Second, I wonder how much of biblical manhood/womanhood is mixed with traditional American values. For example, many of the popular works on biblical womanhood place the identity of Christian women primarily (or solely) in the home. This is perhaps the strangest idea that has been attached to biblical womanhood because it is largely inconsistent with the history of women in the church and very culturally specific. It has also led to a number of speculative questions regarding biblical womanhood in the workplace (such as should a woman hold a position of civic authority). Within the New Testament church, there are numerous examples of women (such as Lydia, Dorcas, and Anna) who are described as doing significantly more than homemaking. I believe that Rachel Miller has said it best:
“But just as men are more than their careers, women are more than their familial responsibilities. We are believers and fellow heirs. We may well be called to serve God in additional ways. Taking care of our families can include discipling others as part of the family of God.”

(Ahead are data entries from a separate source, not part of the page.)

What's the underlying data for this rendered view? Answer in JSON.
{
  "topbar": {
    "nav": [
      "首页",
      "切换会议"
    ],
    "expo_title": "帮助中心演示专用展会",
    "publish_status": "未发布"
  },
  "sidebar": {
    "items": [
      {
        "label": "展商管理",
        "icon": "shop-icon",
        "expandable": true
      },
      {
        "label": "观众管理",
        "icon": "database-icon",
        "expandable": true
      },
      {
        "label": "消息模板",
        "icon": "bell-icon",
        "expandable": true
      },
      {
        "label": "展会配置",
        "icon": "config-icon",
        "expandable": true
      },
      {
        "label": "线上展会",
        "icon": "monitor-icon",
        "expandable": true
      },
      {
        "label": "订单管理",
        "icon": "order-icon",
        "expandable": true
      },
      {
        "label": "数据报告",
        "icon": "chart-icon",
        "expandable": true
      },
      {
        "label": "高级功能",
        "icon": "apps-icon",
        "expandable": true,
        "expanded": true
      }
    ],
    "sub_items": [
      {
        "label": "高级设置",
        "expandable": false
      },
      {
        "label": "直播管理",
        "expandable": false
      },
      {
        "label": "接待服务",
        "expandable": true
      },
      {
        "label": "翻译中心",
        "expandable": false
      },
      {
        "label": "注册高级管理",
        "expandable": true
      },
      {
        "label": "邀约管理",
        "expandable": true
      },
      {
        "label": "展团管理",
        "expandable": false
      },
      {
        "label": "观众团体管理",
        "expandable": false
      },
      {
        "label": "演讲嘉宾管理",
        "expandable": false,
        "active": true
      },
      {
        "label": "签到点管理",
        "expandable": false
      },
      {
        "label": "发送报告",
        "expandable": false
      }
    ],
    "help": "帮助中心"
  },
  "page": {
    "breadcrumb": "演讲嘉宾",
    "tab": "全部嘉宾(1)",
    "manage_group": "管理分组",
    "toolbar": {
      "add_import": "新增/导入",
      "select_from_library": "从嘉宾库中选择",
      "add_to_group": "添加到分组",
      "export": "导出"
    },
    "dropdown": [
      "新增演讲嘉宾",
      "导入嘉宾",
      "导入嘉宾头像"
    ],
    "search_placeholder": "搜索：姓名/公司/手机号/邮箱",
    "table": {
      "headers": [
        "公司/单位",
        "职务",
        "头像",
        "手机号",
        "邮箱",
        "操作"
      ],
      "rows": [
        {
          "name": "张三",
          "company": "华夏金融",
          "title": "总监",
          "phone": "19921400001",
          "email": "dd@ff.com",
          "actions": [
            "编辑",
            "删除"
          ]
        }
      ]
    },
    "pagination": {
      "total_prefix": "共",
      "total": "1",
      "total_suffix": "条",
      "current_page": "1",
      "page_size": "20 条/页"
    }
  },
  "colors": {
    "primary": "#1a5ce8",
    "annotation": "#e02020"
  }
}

In this sense, I think there’s an inconsistency on how women and men are treated in this area. Christian men are routinely warned of the danger of finding their identity in their careers, and are exhorted to treat their other callings in life (such as their role as husbands, fathers, and church members) as worthy of their attention. However, the overemphasis of the familial responsibilities for women has given the impression that women are defined primarily based on what on what they do. In other words, Christian men are admonished not to be workaholics in their careers (outside the home), but Christian women are generally encouraged to devote their energy and talents solely in the home. This raises some honest questions: Are women useful outside the home? Are women useful after the season of childrearing is over? Are women actually needed in the functioning and edification of the church (beyond nursery and potluck meals)?
Moreover, historical research has shown that women largely worked outside the home throughout Western history. The reality is that many Christian women work outside of the home not because of the appeal of feminism, but because it is necessary. For the male side, the duties associated with biblical manhood seem to have many similarities with stereotypical American chauvinism where men are characterized as quiet, aloof, and dominant. This may explain why there are few sermons at conferences geared for Christian men on developing gentleness and meekness or addressing gossip among men.
The Need for Older Saints
From my background, the question of biblical manhood and womanhood was rarely discussed because we were raised with “church mothers” and “church fathers”. These older saints knew their role within the church, and they functioned as the gatekeepers of the local church (under the authority of the pastor). They were the individuals who modeled the standard for godliness. Whereas the pastor’s role was primarily teaching and preaching, it was the “church fathers” who gave young men like me clear guidance regarding godly maturity. These men taught me how to be temperate, dignified, and sensible. My wife, like many young Christian women, learned how to be godly through the example of “church mothers”. These older women modeled Christian conduct by exuding self-control (particular with their speech) and through their encouragement and exhortations. They also taught young women how to be teachable, how to be useful within the local church, how to be humble without being passive, and how to be confident without being prideful. For us, biblical womanhood and manhood wasn’t a topic of endless speculation, but it was a modeling of Christian character as demonstrated by older godly saints. It has been my impression that older men and women within broader evangelical churches do not necessarily view themselves in the same light.
Let’s not complicate a matter that is taught in a straightforward manner in Scripture. It is sinful to blur the distinctions that God has made between men and women as if gender/sex is fluid. However, it is also sinful to bind the consciences of men and women based upon extrabiblical hedges and cultural preferences. The pursuit of biblical manhood and womanhood is a pursuit for godliness.